The demand for clean energy has never been greater, resulting in a global race to develop new technologies as alternatives to fossil fuels. Fuel cells are one of the most enticing of these green energy technologies. They use hydrogen as a fuel to generate electricity in an environmentally friendly manner and could power everything from long-haul trucks to major industrial processes. Researchers have discovered new dynamics that have the potential to speed up a sluggish part of the core chemical reaction in fuel cells.

The demand for clean energy has never been greater, resulting in a global race to develop new technologies as alternatives to fossil fuels. Fuel cells are one of the most enticing of these green energy technologies. They use hydrogen as a fuel to generate electricity in an environmentally friendly manner and could power everything from long-haul trucks to major industrial processes.
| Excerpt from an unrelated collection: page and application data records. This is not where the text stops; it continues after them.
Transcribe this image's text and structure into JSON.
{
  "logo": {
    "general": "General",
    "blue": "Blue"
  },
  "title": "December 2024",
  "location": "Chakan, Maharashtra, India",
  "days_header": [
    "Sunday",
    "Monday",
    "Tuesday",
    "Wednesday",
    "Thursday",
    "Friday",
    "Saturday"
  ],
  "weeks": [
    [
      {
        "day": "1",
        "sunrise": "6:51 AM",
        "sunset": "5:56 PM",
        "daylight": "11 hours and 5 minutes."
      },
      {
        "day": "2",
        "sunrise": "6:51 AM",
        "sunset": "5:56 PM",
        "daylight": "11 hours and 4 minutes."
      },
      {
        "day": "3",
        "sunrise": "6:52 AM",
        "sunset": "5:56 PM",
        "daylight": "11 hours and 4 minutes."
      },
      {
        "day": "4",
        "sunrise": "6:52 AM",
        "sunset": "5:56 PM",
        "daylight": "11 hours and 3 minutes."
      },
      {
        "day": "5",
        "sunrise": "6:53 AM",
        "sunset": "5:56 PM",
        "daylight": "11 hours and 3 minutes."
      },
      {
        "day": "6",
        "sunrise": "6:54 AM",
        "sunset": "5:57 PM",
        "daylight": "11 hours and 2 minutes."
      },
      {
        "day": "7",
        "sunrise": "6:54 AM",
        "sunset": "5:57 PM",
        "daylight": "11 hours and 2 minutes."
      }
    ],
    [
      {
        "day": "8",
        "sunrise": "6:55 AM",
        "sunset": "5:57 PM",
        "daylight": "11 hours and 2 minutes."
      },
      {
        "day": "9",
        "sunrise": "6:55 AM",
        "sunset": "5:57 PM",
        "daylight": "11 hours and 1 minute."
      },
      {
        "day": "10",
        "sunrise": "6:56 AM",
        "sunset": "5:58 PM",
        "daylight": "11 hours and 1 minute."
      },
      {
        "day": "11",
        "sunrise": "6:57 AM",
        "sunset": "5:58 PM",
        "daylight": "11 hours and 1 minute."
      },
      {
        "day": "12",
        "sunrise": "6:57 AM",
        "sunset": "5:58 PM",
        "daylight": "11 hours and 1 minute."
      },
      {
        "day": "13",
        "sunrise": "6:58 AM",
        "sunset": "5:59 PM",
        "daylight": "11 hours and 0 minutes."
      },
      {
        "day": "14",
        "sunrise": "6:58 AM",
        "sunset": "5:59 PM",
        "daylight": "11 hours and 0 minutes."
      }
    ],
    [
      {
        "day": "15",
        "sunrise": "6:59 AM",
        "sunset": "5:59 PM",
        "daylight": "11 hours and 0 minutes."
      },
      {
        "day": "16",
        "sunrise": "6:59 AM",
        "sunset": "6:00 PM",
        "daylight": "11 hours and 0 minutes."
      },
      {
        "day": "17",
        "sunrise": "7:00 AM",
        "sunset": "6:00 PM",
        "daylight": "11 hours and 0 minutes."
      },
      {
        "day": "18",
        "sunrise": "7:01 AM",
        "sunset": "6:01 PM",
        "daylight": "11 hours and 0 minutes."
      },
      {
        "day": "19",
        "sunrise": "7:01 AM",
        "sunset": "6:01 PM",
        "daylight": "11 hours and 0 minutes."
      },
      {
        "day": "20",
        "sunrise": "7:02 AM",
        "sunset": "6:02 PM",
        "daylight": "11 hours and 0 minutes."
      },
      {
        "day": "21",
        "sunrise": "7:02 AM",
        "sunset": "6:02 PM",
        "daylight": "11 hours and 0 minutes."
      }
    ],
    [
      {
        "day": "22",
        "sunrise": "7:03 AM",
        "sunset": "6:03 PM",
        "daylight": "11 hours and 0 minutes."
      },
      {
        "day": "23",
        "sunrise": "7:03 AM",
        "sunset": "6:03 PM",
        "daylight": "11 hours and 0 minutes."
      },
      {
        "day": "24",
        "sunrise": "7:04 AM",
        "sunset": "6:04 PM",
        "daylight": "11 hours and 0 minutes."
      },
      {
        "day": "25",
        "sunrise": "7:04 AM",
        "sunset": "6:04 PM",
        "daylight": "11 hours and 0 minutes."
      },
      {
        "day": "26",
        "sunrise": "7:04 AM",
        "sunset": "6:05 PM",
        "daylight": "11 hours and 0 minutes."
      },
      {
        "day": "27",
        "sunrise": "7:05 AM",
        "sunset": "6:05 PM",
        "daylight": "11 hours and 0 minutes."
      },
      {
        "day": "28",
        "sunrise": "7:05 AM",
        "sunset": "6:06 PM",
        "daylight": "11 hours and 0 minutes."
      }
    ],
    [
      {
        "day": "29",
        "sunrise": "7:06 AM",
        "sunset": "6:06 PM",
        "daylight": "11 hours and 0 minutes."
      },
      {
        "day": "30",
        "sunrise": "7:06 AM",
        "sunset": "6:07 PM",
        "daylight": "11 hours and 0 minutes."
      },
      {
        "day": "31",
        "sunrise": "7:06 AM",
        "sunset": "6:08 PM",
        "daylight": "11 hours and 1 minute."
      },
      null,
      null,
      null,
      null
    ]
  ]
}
However, fuel cells are hampered by slow kinetics in a critical part of the chemical reaction, which limits efficiency. However, the University of Texas at Austin researchers have discovered new dynamics that could supercharge this reaction using iron-based single-atom catalysts.

Researchers have discovered new dynamics that could supercharge a sluggish part of the core chemical reaction in fuel cells.

The researchers created a new method to improve the oxygen reduction portion of the chemical reaction in fuel cells, which splits O2 molecules to create water. They did so using a “hydrogel anchoring strategy,” which involves creating densely packed sets of iron atoms that are held in place by a hydrogel polymer. Finding the right formula for spacing these atoms resulted in interactions that allowed them to transform into oxygen reduction catalysts.

Understanding the density and locational dynamics of these iron atoms reveals a previously unknown level of efficiency in this reaction. These findings were recently published in Nature Catalysis in a new paper by the researchers.

The oxygen reduction reaction is possibly the most significant impediment to large-scale fuel cell deployment. The promise of fuel cells is that their potential applications are nearly limitless. They can power systems as large as a utility power station and as small as a laptop computer by using a diverse range of fuels and feedstocks.

Breathing new life into fuel cells

Academic researchers from all over the world are working to improve fuel cell capabilities. Other UT Austin engineers are using a variety of approaches to solving key problems in fuel cell development.

However, fuel cells are hampered by slow kinetics in a critical part of the chemical reaction, which limits efficiency. However, the University of Texas at Austin researchers have discovered new dynamics that could supercharge this reaction using iron-based single-atom catalysts.

“It is critical to replace fossil fuels with clean and renewable energy sources in order to address major problems plaguing our society, such as climate change and atmospheric pollution,” said Guihua Yu, an associate professor of materials science in the Cockrell School’s Walker Department of Mechanical Engineering. “Fuel cells are thought to be a highly efficient and sustainable technology for converting chemical to electrical energy; however, they are limited by the sluggish kinetics of the cathodic oxygen reduction reaction. The distance between catalyst atoms was discovered to be the most important factor in maximizing their efficiency for next-generation fuel cells.”

These findings can be applied to a variety of situations, including electrocatalytic reactions. Other types of renewable fuels are included, as well as common chemical products such as alcohols, oxygenates, syngas, and olefin.

The versatility of hydrogen fuel opens up numerous opportunities to replace fossil fuels in various sectors of our economy. It has the potential to provide long-term energy storage for the electric power sector, fuel for heavy-duty transportation, and heat for industrial processes that require high temperatures, such as steel or concrete production. Today, hydrogen is primarily used in the petrochemical, food processing, and fertilizer industries, as well as in automobiles equipped with hydrogen fuel cells.